Groups traveling to Alaska’s Tutka Bay Lodge can join award-winning chefs (and mother-daughter team) Kirsten and Mandy Dixon for a culinary-specific package that delves into the history and technique of Alaska cuisine. As part of the package, guests will forage for wild edibles and visit a Kachemak Bay oyster farm. The package includes transportation to and from Homer, all lodging, amenities, cooking classes at Tutka Bay Lodge and a Tutka Bay Lodge cookbook.
Doug Fir Lounge’s bar manager, Joshua Merrion, recommends his Over the River cocktail to keep you warm when the temperatures dip.
—2 parts Woodford Reserve
—1 part Zirbenz Stone Pine liqueur
—1/4 ounce honey syrup
—4 dashes each Peychaud’s bitters and Angostura bitters
1. Combine all ingredients, stir and strain over a single ice cube.
2. Garnish with a lemon peel and Amarena cherry on a pick.
These interviews are part of a series that highlights new hires within the industry. Have you recently started a new role or do you know someone who has? Submit your ideas to firstname.lastname@example.org.
John Wheeler was recently hired as the director of event production for The RK Group—a hospitality and culinary service management company.
When you think about face painting, what comes to mind?
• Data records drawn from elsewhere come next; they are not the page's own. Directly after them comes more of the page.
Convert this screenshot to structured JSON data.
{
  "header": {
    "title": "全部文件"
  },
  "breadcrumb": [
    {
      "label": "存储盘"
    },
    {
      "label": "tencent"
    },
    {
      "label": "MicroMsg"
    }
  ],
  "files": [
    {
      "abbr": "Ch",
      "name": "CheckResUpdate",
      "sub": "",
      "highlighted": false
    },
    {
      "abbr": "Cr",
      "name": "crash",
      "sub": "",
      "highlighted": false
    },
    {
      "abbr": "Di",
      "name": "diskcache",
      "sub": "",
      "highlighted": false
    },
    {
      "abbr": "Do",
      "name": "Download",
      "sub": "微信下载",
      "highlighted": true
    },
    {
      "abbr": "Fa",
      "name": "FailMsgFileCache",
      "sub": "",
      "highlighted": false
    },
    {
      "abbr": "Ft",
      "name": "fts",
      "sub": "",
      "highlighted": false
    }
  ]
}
Those sweet little butterfly designs you see on the cheek of every 5-year-old at the local county fair? Well, Seattle artist Dutch Bihary is not your typical monarch-embellishing face painter.
Delivered snacks are a simple solution to time-crunched meetings. They are convenient, quick and allow everyone involved to continue working uninterrupted. The downfall? Delivery options are typically unhealthy, greasy and have the potential to hinder productivity, rather than jump-start it. That’s where these three companies come in.
Changes occur every day in the hospitality industry, but one of the biggest is the high turnover of employees. Much of this can be attributed to the people who make up staff—students, part-time and those who work in seasonal locations. This can make building the perfect team difficult.
A successful event isn’t just about the exquisite venues, inspiring presentations and scrumptious food that guests enjoy. There’s a seemingly unseen team of people at work that helps ensure the party keeps rolling and your job is easier. Short a few centerpieces? No one but you will notice. Short a few portable toilets? Things just got real.
For many event planners, “Let’s have a golf tournament!” are terrifying words. Golf tournaments are complicated affairs with many moving parts. Literally. (OMG! What if someone drives a golf cart into the lake?!) Then, there’s the weather. If the storm of the century is expected, you can always tent an outdoor wedding, but not a golf course. And what if you don’t know much about golf?
Not to worry. Even if you think a scram- ble is what you eat for breakfast and a mulligan is Irish stew, you can still plan and execute an amazing golf event.
Stunning views and rolling fairways make our region a particularly ideal setting for a round of golf or two with your group, postmeeting. Better yet—many courses o er their own meeting spaces, so meeting to fairway is just a short golf cart drive away.
ANCHORAGE GOLF COURSE